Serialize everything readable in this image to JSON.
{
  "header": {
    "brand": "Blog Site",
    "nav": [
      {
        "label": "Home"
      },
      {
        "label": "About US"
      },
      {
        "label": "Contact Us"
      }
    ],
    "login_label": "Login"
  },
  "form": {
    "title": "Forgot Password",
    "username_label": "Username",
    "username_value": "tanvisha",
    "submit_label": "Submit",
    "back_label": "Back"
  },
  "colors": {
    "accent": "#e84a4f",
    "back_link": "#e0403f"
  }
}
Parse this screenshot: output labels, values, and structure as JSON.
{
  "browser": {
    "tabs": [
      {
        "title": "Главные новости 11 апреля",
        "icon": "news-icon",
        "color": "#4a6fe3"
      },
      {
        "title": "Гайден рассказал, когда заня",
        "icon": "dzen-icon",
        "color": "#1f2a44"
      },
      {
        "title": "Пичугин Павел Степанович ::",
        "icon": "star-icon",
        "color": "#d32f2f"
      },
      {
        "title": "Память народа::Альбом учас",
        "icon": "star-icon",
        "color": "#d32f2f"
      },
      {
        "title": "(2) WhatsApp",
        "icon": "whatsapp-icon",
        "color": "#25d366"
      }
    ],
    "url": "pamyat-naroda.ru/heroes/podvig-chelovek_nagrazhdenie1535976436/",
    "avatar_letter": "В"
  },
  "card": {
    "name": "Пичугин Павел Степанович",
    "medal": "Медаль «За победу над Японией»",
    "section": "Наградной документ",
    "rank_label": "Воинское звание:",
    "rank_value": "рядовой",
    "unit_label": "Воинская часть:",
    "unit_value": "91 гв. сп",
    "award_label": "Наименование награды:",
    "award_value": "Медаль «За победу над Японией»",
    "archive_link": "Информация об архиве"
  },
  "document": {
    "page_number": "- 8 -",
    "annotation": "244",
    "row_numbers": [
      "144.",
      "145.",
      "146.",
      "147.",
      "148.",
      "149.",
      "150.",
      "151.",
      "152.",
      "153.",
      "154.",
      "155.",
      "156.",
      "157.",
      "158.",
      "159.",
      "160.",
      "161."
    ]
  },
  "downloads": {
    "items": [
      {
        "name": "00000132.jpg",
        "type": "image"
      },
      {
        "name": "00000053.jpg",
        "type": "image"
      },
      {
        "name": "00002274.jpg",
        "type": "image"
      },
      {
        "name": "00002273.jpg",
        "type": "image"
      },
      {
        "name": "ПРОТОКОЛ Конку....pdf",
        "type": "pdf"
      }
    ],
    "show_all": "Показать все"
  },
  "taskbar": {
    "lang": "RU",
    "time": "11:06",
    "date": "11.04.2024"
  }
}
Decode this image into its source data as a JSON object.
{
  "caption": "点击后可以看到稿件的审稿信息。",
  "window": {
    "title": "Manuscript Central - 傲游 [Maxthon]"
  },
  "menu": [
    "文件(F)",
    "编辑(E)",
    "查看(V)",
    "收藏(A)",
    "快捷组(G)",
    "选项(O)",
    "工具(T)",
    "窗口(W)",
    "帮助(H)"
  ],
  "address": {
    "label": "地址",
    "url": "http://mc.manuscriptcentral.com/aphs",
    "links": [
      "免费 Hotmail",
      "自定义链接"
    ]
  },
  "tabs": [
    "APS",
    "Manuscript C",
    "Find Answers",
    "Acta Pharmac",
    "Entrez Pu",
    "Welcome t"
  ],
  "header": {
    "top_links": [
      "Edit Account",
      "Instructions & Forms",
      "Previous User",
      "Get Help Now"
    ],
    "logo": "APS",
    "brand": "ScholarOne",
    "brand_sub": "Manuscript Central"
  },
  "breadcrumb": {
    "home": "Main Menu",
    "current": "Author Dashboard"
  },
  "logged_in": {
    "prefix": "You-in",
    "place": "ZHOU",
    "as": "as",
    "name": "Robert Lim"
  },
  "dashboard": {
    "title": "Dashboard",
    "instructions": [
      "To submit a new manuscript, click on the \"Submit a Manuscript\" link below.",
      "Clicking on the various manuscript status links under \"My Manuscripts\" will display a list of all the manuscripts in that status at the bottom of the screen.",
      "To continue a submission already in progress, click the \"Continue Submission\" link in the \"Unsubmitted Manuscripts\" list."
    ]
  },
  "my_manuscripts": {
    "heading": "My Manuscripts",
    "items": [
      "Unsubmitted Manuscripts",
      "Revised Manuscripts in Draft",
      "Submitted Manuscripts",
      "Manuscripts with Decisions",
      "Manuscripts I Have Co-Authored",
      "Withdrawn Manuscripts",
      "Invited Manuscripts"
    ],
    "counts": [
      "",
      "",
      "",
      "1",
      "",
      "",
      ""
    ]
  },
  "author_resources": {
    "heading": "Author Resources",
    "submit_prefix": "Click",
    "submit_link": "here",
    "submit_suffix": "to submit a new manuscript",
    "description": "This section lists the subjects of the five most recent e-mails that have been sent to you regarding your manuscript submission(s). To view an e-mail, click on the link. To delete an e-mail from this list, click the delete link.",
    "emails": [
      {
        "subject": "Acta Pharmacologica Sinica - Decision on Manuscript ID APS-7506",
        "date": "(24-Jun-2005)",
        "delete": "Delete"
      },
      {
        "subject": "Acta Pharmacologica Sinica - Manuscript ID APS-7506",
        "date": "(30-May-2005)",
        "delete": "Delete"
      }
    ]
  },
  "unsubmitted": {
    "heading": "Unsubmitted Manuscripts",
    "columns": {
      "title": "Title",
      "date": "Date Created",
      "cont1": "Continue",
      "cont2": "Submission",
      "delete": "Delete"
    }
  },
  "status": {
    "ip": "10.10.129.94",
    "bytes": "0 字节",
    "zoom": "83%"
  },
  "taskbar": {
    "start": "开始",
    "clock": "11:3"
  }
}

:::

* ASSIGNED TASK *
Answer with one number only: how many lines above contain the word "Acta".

* EXERCISE RESPONSE *
3